Collected data:
· · ·

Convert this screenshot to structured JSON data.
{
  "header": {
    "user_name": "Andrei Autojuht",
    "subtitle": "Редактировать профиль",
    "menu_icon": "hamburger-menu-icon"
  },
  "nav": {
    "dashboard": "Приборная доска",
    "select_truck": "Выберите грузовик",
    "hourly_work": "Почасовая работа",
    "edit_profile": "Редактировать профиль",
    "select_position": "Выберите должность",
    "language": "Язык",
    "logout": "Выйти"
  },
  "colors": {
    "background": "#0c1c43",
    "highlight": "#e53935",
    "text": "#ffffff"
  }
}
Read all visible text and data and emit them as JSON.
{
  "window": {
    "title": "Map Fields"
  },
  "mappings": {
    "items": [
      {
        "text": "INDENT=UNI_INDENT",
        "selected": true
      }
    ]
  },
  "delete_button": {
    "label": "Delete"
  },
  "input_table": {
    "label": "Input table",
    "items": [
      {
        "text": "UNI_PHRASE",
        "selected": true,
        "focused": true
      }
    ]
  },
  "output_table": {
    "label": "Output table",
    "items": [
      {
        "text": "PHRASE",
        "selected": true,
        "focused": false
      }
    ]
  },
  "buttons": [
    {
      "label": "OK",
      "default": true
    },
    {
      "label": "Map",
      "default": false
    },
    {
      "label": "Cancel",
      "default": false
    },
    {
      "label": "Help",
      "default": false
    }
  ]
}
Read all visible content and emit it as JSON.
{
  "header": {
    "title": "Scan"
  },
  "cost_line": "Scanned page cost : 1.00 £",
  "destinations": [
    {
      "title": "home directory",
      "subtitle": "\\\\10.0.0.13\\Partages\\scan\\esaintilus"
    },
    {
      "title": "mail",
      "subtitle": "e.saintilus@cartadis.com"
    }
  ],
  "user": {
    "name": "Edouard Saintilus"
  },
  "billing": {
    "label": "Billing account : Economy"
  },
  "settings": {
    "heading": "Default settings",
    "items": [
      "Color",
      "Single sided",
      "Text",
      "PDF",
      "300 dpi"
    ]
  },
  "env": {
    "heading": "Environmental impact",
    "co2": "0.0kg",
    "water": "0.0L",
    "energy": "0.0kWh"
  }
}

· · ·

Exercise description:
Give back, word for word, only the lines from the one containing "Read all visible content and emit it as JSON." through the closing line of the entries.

Task response:
Read all visible content and emit it as JSON.
{
  "header": {
    "title": "Scan"
  },
  "cost_line": "Scanned page cost : 1.00 £",
  "destinations": [
    {
      "title": "home directory",
      "subtitle": "\\\\10.0.0.13\\Partages\\scan\\esaintilus"
    },
    {
      "title": "mail",
      "subtitle": "e.saintilus@cartadis.com"
    }
  ],
  "user": {
    "name": "Edouard Saintilus"
  },
  "billing": {
    "label": "Billing account : Economy"
  },
  "settings": {
    "heading": "Default settings",
    "items": [
      "Color",
      "Single sided",
      "Text",
      "PDF",
      "300 dpi"
    ]
  },
  "env": {
    "heading": "Environmental impact",
    "co2": "0.0kg",
    "water": "0.0L",
    "energy": "0.0kWh"
  }
}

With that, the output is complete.